        I was an orphan. I was raised by everyone, good and bad. When I met her at the dance I knew she was my entire future. I felt it. I just knew. She did too. We married and we had 4 kids, two boys, two girls. I made life long bonds with all of them. They became the reason I got up for work every day. My girls and my boys. My two boys were just about to go away to college. They were twins. We had just had their graduation party with the slideshow and the food and everything. We were all sleeping and a blazing fireball from the sky struck the roof. The blaze didn't set in until we were sleeping. I got out only because my wife told me the kids were with her on the way out. I got to the curb and found myself alone. They wouldn't let me go back in. What a coward I was to believe her. I think I wanted to.

        The house burnt down in front of me. I didn't hear them scream. I didn't hear anything from them. I watched the fire burn until it was coals. The news told me that my home had been struck by a small plane that had lost control during a wind storm. "The midwest is known for it's windstorms," the guy told me while I was waiting to be released from their emergency services. It was a moment in a series of moments that don't feel real to me now.


        By the time I reached Missouri, I had become famous. My past was known to everyone. They knew my criminal record, my medical history, and my personal struggles. Everyone spoke to me as if they knew me when I reached their city. A lot of people offered me shelter, but I always asked the people that aren't offering. During my journey, I met the best and worst of America. There were the genuine lovers of humans and there were the documentarians who filmed my every move for films that will never be produced.
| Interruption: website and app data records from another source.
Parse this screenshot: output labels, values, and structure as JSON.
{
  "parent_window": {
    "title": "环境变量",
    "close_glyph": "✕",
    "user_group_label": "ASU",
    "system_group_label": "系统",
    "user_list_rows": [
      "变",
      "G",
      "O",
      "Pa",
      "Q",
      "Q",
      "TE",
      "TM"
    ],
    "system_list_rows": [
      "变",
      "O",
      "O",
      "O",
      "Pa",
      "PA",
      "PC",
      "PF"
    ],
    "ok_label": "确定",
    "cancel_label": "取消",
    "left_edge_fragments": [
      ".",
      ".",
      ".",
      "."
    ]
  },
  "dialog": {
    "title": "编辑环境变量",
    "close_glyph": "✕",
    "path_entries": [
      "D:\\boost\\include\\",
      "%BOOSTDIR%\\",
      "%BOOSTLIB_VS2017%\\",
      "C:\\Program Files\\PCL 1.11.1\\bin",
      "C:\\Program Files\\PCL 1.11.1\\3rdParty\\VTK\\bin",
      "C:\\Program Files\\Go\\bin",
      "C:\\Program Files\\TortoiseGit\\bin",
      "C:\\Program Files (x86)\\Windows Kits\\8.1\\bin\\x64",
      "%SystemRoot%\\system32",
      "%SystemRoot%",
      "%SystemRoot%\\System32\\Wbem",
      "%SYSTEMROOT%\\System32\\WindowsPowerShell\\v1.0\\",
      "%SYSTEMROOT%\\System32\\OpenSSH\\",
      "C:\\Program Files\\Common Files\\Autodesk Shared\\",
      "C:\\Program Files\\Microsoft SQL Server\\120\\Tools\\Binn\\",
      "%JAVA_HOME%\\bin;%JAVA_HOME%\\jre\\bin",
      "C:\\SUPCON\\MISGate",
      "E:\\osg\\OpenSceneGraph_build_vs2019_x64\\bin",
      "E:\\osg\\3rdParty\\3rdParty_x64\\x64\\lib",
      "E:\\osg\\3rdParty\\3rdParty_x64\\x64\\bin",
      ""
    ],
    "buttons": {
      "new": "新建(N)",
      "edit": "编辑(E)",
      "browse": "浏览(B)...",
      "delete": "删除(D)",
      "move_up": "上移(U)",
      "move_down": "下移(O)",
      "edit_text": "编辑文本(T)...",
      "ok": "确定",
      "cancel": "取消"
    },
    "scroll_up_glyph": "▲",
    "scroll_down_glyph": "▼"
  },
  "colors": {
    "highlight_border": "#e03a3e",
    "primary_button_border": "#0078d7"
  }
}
        I was sitting in a public library watching television in the lobby when the pictures of my family reached the screen. They were telling a story that didn't belong to them. People I had never met spoke with authority about me. Everyone seemed to be so excited that I was still on my feet. One guy said that I was what America needed right inspiration. I got up and pushed the door open harder than I should have and ran through the night in anger. I didn't want to be their inspiration. I didn't want their pity or their martyr songs. I just wanted to let my family go from me.

        I reached Arizona broken. The climate got too hot and I found myself doing more walking than running. I felt weak and run down. People were scattered along the route shaking my hand and cheering me on. As I got closer to the canyon, the crowds got more dense and the road became a spectacle. I could hear the loud speaker near the base of the rim of the canyon. The guy was announcing my arrival. Reporters were running next to me with microphones in my face. More were waiting at the lip for me.

       I reached the lip and took a walk away from everyone who were congratulating me. I went into the restroom to grab my journal. I sat in front of the door so no one could follow me. This was my account of my journey: I ran alone. I would face the abyss alone. I would jump off alone. The world is full of both God and the devil. I'm also full of both. God is with me, even if He doesn't agree.

        I will go to the lip of the Grand Canyon and dump my box of family into the the place no one can return. I will not look at the crowd. I will jump.


Thanks for reading...Z